Rickards, Maurice. The Encyclopedia of Ephemera: A Guide to the Fragmentary Documents of Everyday Life for the Collector, Creator, and Historian. Edited by Michael Twyman, Sally de Beaumont, and Amoret Tanner. New York: Routledge, 2000.

Werther, Mark and Lorenzo Mott. Linen Postcards: Images of the American Dream. Pennsylvania: Sentinel Publishing. 2002.

Monday, March 5, 2012

Marking African American History Month

In 1926, Carter G. Woodson initiated Negro History Week, which during the bicentennial was expanded to Black History Month. Created to celebrate the achievements of African Americans, Black History Month also recognizes the central role played by people of African descent in the history of the United States. In recognition of Black History Month we were very fortunate to have Professor Carla Peterson visit with the Library Company’s Program in African American History. In the inaugural Black History Month program, Professor Peterson introduced her newest publication, Black Gotham: A Family History of African Americans in Nineteenth-Century New York, to a very engaged audience. Although Professor Peterson’s work focuses on 19th-century New York, her talk incorporated a broader discussion about slavery, freedom, race, and gender that was applicable to African Americans in antebellum Philadelphia. Professor Peterson’s talk reminded history lovers that freedom was experienced and expressed by members of the black elite all along the east coast. Peterson’s fascinating family tree introduced a vibrant group of black entrepreneurs, politicians, and religious leaders to audience members. By focusing on her great-great grandfather Peter Guignon and great-grandfather Philip White, Peterson traced the forgotten stories of New York’s black elite who lived before and during the Civil War. 

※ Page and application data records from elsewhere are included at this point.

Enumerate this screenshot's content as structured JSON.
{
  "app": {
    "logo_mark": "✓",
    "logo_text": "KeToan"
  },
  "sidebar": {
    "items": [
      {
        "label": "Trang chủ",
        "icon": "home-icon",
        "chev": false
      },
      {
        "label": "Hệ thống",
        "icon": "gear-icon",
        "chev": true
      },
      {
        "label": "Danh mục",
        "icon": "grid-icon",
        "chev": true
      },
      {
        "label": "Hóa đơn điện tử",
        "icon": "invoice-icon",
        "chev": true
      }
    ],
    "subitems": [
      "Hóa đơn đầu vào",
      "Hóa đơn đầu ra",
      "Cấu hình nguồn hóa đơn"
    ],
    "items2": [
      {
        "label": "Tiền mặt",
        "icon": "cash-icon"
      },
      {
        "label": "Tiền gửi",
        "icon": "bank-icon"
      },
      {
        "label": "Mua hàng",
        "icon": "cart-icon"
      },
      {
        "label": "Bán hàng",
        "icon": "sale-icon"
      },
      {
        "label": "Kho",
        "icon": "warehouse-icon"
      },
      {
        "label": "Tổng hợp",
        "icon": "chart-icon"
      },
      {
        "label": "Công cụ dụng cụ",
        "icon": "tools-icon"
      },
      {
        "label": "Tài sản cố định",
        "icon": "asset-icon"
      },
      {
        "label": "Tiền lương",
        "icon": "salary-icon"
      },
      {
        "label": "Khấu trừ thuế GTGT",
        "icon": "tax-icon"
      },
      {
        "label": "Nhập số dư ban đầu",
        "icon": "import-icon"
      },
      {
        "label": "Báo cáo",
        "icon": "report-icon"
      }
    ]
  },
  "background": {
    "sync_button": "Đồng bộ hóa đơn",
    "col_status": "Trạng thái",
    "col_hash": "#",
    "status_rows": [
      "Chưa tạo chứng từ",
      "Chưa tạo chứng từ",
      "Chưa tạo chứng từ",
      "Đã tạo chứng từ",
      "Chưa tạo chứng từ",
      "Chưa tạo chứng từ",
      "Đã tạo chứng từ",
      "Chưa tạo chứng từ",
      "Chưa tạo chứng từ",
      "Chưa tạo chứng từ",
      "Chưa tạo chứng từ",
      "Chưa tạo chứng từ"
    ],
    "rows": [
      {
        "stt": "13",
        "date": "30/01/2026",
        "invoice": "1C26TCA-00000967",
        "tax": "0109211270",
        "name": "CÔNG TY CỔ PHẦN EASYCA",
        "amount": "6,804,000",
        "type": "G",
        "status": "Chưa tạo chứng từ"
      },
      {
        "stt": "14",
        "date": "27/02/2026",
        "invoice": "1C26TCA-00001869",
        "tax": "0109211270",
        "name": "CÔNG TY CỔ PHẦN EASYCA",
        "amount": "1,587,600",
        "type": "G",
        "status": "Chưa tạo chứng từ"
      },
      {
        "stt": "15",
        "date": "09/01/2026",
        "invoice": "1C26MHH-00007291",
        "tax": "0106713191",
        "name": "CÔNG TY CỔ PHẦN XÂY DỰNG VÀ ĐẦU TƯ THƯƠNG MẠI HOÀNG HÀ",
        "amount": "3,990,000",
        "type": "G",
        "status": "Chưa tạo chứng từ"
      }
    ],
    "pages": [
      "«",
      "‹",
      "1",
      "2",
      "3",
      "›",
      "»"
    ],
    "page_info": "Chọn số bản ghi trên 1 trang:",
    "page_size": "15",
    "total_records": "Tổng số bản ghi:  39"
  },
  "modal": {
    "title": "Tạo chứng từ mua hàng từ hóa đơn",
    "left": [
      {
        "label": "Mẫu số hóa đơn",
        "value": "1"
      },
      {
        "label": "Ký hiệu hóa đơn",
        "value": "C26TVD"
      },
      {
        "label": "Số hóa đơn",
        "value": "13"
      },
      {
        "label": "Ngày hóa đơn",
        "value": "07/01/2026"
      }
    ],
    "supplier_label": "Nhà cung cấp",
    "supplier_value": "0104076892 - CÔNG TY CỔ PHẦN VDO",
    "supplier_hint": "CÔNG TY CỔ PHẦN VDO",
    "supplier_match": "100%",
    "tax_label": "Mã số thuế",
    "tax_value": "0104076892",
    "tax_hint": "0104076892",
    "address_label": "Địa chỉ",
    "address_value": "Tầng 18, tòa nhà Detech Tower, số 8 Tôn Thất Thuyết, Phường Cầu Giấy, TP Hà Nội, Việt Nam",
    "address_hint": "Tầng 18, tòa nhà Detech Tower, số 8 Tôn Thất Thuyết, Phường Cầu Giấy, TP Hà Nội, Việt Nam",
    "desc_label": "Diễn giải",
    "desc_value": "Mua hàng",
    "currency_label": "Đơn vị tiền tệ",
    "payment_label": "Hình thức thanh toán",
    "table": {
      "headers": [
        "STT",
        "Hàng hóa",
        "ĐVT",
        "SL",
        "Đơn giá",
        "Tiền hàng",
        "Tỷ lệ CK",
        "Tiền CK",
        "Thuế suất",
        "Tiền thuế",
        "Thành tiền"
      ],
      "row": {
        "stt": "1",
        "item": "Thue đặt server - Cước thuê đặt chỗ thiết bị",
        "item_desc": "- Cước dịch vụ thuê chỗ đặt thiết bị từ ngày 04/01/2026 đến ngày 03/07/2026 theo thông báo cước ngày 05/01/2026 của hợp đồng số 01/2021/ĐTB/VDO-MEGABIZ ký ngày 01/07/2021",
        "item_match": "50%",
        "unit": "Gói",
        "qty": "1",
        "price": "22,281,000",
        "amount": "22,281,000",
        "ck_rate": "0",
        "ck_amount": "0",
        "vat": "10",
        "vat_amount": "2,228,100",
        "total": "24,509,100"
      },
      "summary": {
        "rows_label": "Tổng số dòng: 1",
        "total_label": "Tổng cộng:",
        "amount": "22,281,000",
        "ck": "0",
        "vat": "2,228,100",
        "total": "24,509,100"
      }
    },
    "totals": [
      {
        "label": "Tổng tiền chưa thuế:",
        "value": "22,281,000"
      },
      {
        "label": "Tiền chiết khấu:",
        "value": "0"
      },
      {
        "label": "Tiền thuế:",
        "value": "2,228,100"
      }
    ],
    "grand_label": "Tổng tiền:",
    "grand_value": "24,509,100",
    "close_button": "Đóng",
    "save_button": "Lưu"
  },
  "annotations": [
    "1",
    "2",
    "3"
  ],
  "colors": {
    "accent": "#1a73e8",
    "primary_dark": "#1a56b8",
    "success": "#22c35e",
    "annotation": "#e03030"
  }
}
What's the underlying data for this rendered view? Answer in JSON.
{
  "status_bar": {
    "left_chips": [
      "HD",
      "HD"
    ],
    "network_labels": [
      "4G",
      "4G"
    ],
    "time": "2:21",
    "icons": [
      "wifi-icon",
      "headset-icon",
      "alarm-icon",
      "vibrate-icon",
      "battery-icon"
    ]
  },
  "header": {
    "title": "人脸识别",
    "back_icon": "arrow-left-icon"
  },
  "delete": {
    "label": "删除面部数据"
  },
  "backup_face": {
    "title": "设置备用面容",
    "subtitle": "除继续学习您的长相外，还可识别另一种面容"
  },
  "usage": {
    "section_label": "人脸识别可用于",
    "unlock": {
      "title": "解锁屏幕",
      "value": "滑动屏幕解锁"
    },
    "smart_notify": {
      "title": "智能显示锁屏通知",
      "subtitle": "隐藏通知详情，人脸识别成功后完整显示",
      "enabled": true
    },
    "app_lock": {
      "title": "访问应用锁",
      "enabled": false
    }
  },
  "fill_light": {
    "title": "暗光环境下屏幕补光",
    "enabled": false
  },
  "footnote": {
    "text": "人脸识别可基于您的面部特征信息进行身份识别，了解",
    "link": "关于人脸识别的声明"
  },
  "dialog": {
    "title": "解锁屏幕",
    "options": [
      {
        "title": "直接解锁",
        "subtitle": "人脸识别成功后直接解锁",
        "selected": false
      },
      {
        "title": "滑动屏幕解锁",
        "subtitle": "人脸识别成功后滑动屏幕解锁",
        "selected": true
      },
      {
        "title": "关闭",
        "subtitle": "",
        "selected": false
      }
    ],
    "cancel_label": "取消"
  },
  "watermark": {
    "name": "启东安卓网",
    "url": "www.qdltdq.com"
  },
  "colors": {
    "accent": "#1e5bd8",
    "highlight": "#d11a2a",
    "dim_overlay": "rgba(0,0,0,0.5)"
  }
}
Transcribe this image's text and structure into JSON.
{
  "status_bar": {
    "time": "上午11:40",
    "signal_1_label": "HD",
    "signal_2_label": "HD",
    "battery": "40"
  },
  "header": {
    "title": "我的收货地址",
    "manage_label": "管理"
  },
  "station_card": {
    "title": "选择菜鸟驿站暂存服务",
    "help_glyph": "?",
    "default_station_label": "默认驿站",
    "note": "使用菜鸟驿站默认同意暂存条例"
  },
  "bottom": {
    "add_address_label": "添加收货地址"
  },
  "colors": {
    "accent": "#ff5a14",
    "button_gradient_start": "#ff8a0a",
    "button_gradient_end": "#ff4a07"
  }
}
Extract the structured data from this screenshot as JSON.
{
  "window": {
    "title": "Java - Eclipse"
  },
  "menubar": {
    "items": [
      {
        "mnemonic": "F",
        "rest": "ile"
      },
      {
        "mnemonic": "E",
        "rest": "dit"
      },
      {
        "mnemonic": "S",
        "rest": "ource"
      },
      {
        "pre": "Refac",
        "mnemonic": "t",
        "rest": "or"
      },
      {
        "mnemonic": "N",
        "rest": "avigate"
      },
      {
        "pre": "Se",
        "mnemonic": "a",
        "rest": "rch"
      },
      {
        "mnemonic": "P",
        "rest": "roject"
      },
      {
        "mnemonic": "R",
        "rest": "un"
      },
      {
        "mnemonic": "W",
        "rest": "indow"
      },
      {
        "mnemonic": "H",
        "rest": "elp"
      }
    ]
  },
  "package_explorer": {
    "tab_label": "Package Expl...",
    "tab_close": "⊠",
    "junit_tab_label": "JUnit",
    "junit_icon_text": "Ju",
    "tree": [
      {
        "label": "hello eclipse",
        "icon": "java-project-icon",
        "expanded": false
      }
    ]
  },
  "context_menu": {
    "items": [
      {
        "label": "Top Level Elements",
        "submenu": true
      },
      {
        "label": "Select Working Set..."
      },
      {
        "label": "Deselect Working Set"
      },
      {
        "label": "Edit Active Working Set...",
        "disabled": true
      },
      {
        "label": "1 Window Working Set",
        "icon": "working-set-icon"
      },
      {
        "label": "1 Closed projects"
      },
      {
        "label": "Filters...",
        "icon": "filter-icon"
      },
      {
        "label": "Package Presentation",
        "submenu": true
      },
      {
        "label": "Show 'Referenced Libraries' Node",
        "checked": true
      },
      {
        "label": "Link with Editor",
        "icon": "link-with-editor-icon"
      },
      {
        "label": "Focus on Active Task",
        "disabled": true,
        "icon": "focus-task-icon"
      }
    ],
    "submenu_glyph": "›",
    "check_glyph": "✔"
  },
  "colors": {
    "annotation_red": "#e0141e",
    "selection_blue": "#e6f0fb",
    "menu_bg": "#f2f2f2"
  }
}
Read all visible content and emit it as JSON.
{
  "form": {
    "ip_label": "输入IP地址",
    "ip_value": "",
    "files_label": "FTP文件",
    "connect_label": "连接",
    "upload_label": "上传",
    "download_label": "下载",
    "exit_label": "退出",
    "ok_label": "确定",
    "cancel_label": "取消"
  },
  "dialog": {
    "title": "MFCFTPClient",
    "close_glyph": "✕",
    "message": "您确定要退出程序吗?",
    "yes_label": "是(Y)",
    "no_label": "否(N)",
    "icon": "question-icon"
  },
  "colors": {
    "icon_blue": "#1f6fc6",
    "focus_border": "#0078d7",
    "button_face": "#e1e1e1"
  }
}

The stories found in Black Gotham serve as a reminder of the buried past. We are indebted to Carla Peterson, and to other scholars, who make it their mission to uncover the past and to incorporate it into the larger narrative of American history.

Erica Armstrong Dunbar
Director, Program in African American History

Check out the Library Company's upcoming programs